Voting holds key to talks with rebels
Curtains will be drawn on the 23-day West Bengal polls on Tuesday with 14 constituencies going to vote in a phase where the political significance would be inversely proportional to the small number of seats. Surbek Biswas reports.kolkata Updated: May 10, 2011 14:59 IST
Curtains will be drawn on the 23-day West Bengal polls on Tuesday with 14 constituencies going to vote in a phase where the political significance would be inversely proportional to the small number of seats.
The last and smallest phase actually poses the biggest challenge to police, administration and security forces, as these 14 Assembly segments in West Midnapore, Purulia and Bankura districts cover the Maoist heartland of Bengal, where about 700 lives were lost in violence in the past two-and-a-half years.
Moreover, how the zone votes may also largely shape the course of whether and how the new government would engage with the rebels for a solution to the long-standing problem. On Monday, however, the most conspicuous feature of Tuesday's polls was the overwhelming security provided to counter the Maoist threat.
"The number may create terror among the electorate. We have been told to keep mum in this matter," said Zulfikar Hassan, Inspector General (Western Range).
The challenge of Election Commission is, on the one hand, to make the sixth phase poll incident-free, and, on the other, to build confidence among the people so that they come out to vote in maximum numbers.
Jhargram is about to make history of sorts where Chhatradhar Mahato, the most prominent face fighting for tribal rights in the state is the first contestant against whom UA(P)A provisions have been slapped.
The Maoists, who won over people's hearts and minds in several areas falling under these 14 seats, did not so far call for vote boycott this time, a stand contrary to the one taken during 2009 Lok Sabha poll. Though their philosophy is opposed to all mainstream political parties swearing by political democracy, the first and foremost 'enemy' in West Bengal is the ruling CPI(M).
Significantly, these Maoist-dominated regions represent one of the strongholds of the Left, with the opposition holding two out of the 14 that are going to the fray. Nepal Mahato of the Congress (in Jhalda of Purulia) and Chunibala Hansda (in Binpur of West Midnapore) are the two non-Left faces.
This region has also witnessed the fiercest and highest-decibel campaigning with both chief minister Buddhadeb Bhattacharjee and Trinamool Congress chief Mamata Banerjee accusing one another of encouraging the Maoists.

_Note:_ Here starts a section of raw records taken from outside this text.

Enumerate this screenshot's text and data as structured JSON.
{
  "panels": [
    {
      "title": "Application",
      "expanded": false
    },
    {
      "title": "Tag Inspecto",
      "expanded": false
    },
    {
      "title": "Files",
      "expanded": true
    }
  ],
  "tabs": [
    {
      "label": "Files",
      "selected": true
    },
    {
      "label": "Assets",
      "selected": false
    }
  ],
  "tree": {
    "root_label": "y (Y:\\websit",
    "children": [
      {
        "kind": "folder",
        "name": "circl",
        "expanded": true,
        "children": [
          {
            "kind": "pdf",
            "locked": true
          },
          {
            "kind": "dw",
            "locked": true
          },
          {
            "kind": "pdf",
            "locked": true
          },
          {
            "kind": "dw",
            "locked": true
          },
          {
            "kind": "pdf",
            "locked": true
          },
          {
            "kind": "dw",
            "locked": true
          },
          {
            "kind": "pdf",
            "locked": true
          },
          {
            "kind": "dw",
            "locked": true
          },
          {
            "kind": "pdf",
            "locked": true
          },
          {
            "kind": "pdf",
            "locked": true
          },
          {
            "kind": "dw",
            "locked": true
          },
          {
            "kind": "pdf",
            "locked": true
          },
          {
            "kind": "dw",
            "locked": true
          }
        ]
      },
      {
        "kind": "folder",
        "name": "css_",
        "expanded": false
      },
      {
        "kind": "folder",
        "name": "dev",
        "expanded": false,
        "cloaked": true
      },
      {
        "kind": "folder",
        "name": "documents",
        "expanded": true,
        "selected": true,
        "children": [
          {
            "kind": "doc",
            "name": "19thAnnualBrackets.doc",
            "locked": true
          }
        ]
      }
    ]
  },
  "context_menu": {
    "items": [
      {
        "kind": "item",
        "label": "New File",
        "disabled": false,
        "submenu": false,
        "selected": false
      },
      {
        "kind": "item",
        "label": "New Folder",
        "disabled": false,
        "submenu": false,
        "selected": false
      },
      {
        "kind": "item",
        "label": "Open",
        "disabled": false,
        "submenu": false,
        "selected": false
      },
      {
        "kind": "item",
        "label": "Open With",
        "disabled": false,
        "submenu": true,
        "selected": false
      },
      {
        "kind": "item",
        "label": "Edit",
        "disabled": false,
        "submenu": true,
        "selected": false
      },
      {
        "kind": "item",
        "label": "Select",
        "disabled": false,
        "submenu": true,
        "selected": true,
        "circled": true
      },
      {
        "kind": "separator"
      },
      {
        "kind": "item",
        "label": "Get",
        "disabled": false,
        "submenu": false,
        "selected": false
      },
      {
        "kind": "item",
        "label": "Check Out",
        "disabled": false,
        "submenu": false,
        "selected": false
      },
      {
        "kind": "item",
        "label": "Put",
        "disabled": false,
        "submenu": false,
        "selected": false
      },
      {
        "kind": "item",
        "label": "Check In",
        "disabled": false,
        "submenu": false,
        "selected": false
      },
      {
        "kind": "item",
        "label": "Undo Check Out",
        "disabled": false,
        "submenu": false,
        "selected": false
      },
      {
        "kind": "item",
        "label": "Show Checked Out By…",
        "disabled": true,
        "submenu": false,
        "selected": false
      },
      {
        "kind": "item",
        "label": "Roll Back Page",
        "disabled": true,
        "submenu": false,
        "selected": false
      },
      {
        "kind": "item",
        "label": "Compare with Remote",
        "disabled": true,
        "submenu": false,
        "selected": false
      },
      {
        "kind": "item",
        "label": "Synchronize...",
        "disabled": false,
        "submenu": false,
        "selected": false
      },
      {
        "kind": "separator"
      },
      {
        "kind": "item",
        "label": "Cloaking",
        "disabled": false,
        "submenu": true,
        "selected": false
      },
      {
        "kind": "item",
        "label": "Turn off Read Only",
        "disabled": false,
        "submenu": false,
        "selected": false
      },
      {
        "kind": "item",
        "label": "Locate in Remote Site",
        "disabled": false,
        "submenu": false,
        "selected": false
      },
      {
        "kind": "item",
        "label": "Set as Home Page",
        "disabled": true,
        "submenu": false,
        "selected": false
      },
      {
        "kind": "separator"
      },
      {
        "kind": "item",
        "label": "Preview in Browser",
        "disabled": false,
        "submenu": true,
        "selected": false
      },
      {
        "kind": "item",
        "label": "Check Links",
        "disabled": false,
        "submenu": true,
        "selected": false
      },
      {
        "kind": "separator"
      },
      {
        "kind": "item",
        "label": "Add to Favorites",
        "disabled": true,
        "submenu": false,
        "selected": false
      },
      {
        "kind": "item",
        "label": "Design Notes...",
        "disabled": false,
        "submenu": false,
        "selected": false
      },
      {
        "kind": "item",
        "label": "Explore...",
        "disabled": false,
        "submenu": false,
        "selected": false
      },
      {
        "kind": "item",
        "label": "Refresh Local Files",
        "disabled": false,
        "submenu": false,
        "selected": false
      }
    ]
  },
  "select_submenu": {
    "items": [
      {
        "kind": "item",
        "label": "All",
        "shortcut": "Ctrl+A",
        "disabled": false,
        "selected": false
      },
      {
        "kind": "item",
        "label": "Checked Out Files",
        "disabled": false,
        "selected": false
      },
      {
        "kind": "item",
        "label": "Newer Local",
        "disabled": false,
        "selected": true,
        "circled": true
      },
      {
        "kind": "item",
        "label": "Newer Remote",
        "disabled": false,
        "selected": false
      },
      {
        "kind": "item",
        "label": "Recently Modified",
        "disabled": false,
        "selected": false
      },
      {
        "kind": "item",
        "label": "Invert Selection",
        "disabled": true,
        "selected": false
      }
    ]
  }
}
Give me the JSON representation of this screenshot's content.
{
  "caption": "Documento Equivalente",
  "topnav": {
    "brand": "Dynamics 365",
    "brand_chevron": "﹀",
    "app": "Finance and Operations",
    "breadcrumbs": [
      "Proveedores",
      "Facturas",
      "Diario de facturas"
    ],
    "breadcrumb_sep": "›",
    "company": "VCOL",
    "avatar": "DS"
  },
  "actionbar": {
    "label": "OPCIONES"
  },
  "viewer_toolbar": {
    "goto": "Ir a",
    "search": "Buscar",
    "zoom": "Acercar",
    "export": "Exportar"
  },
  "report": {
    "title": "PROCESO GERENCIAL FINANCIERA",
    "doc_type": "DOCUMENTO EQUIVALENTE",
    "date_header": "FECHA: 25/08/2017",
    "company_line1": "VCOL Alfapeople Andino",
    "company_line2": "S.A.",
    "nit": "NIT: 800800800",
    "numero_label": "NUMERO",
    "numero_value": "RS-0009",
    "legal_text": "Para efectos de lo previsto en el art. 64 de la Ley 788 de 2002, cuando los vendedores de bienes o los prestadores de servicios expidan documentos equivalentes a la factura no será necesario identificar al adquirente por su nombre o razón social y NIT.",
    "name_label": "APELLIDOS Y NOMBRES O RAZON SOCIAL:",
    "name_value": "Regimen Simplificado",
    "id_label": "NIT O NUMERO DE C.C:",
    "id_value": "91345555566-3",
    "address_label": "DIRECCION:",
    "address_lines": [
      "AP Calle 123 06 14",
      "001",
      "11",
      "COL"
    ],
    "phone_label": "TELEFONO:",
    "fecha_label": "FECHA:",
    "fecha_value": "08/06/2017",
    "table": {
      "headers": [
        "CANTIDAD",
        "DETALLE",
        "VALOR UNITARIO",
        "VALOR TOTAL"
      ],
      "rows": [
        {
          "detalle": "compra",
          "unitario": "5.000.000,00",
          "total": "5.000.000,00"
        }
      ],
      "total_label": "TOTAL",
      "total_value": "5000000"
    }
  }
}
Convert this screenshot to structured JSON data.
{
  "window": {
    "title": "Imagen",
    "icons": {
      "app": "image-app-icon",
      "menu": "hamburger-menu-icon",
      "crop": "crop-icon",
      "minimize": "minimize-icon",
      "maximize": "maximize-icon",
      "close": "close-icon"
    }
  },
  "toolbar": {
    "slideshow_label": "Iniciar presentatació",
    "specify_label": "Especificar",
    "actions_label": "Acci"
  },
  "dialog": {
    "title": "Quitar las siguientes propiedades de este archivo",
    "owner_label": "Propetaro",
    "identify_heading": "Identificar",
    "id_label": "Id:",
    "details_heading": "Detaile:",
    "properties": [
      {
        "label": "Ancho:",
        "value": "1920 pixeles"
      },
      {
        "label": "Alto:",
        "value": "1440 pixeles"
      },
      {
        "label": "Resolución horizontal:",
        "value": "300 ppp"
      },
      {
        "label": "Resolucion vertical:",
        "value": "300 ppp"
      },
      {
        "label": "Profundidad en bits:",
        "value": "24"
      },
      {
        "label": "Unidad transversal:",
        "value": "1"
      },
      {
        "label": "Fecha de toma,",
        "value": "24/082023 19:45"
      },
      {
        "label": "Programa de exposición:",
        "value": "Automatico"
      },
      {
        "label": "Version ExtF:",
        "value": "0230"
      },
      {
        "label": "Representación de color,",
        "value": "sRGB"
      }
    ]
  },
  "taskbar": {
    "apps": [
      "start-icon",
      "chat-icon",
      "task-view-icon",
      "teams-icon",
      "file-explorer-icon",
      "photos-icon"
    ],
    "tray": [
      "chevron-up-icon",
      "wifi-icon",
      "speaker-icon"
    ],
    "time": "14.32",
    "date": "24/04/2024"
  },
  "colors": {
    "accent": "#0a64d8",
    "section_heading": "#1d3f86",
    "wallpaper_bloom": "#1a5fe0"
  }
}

While Bhattacharjee has repeated his party's long-standing allegation of the Trinamool Congress leaders being in collusion with the Maoists, Banerjee has accused the CPI(M) activists of actually turning into Maoists at opportune moments.
Banerjee was also vocal about the absence of development initiatives in Jangalmahal that, she alleged, forced a section of poor people to turn to the gun.
Trinamool is contesting nine out of the 14 seats. Banerjee and her followers are optimistic that they are going to bag a few of these nine.
They are focusing on the 2009 Lok Sabha polls, when the opposition secured lead in four assembly segments - Midnapore, Balarampur, Joypur and Baghmundi. Trinamool is contesting in three of these, while Congress is contesting in Baghmundi.
The challenge for Left Front is to retain its dominance. Three of its minister Sushanto Ghosh, Rabilal Moitra and Debalina Hembram were elected from Garbeta, Gopballavpur and Ranipandh.
Significantly, Maoists have not called for boycott of the polls. In 2009 Lok Sabha polls, they had issued a boycott call, crippling the voting process. It is widely reckoned that the boycott by and large benefited the ruling front, as they got their committed voters to reach polling stations.